The timeline shown below illustrates the evolution of Truman State University from a training ground for teachers during its early years to a nationally recognized liberal arts and sciences institution that prepares students for success in whatever profession they pursue.
Today, Truman attracts smart and curious students fueled by the desire to turn their intellectual and emotional connections into action, whether in a profession such as medicine or education, in an endeavor such as scientific research or business leadership, or through community and public service.
September 2, 1867
Joseph Baldwin opened the North Missouri Normal School and Commercial College in Kirksville, Missouri.
December 29, 1870
Missouri’s General Assembly made Joseph Baldwin’s private college the First District Normal School, the first Missouri supported institution of higher education established for the primary purpose of preparing teachers for public schools.
Basil Brewer wrote a school song which he named The Purple and the White, and the school adopted purple and white as the official colors.
E.M. Violette, professor of history, saw the usefulness of visual aids in teaching and began collecting materials and artifacts representative of early life in northeast Missouri. Some of the items he collected are displayed in the Ruth Towne Museum and Visitors Center which also houses Truman’s Office of Admission.
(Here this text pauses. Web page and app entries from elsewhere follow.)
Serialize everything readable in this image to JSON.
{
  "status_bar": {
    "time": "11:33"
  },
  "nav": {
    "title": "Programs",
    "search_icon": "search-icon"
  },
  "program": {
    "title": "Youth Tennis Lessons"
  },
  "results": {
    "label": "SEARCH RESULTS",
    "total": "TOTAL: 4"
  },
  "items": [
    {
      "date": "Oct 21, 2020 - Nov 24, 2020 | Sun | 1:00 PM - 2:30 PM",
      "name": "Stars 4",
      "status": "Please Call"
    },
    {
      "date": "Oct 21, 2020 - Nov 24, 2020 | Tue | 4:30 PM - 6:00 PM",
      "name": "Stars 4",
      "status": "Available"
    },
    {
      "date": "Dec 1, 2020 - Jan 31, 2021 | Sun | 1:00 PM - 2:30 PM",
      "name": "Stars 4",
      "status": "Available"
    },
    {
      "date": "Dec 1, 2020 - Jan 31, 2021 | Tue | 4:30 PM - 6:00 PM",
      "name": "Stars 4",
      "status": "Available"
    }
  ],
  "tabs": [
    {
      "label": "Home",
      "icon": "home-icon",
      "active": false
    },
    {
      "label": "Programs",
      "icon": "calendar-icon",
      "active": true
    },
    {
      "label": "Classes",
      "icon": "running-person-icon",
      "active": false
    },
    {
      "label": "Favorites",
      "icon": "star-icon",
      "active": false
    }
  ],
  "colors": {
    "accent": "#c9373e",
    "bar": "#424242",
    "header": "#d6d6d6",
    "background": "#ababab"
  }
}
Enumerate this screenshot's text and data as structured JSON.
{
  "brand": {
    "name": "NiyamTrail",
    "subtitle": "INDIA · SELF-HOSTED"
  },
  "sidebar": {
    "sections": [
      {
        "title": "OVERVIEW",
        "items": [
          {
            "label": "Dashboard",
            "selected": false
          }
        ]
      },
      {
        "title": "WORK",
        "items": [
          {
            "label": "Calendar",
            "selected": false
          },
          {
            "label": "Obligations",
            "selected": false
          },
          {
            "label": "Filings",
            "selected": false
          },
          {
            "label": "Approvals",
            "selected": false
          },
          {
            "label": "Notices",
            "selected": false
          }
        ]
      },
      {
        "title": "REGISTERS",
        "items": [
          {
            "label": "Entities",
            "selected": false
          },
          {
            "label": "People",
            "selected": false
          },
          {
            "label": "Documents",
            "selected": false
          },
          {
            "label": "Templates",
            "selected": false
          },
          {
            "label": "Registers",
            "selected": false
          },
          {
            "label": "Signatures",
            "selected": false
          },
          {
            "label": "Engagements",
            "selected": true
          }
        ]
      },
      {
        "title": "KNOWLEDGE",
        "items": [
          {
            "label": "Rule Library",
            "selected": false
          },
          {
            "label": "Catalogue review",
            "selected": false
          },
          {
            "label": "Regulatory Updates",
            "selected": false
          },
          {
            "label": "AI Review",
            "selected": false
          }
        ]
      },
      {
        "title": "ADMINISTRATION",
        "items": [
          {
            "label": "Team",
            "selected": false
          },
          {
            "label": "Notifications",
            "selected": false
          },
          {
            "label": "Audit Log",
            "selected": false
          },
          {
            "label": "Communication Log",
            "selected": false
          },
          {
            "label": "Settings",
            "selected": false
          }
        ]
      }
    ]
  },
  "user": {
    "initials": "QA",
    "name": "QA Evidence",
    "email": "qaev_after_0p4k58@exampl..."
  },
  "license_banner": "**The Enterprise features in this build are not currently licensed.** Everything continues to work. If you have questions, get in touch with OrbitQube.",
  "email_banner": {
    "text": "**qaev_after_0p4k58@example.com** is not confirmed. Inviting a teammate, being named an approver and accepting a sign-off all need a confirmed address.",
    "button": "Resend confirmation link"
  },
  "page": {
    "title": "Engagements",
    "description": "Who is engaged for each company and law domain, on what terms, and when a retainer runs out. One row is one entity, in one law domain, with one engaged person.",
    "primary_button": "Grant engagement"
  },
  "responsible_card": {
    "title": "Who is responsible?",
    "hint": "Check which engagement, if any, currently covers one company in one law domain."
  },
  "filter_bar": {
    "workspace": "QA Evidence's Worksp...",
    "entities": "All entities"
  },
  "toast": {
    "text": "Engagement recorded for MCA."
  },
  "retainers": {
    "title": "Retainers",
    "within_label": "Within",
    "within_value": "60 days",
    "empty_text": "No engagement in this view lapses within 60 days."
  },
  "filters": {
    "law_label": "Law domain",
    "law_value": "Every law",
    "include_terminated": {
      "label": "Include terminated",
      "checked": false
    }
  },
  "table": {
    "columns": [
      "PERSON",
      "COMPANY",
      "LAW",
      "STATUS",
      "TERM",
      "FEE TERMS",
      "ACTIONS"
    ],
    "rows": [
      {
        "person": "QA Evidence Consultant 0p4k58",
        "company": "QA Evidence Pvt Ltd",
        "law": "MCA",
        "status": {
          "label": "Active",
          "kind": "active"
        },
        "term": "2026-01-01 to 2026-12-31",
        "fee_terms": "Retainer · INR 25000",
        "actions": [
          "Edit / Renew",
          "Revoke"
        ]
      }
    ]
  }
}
The Bulldog was adopted as the official school mascot.
The normal school became known as Northeast Missouri State Teachers College.
The old Baldwin Hall was destroyed by a fire. Before the fire, there was a lake where the Quad now sits. The lake was emptied to combat the fire, resulting in the Quad as we know it today.
The statue of Joseph Baldwin that stands near the south end of the Quad was erected in honor of our founder’s 100th birthday, October 31, 1927.
The Bell Wall was built and dedicated at the Centennial Celebration in 1967.The bells were donated by Joe Burdman, local businessman and University benefactor.
Programs other than teacher education were implemented and the Board of Regents acted to change the name of the college to Northeast Missouri State College.
The College’s name was changed to Northeast Missouri State University.
Gail Albright, retired assistant professor of speech, wrote the Truman fight song, “Hail to the Bulldogs!”
The University is awarded the prestigious G. Theodore Mitau Award for Innovation and Change in Higher Education by the American Association of State Colleges and Universities.
On June 20, Gov. John Ashcroft, signed legislation that designated the University as Missouri’s only statewide public liberal arts and sciences university, expanding its mission from a regional to a statewide institution.
On June 15, coinciding with the 10th anniversary of the mission change to a statewide university, Gov. Mel Carnahan signed legislation that changed the University’s name from Northeast Missouri State University to Truman State University, giving the University a name that complements its statewide mission and honors Harry S. Truman, the only Missourian to serve as the President of the United States.
The new name, Truman State University, becomes official on July 1, 1996.
Commitment, uniqueness of purpose, and concentration on student learning have brought Truman to its present mission of providing an affordable, high quality liberal arts and sciences education to academically talented students from across the state of Missouri as well as from all parts of the world.
More Historical Information
To view more information about the former names of the University, a listing of our presidents, and building names and their origins, visit Pickler Memorial Library’s History and Trivia webpage.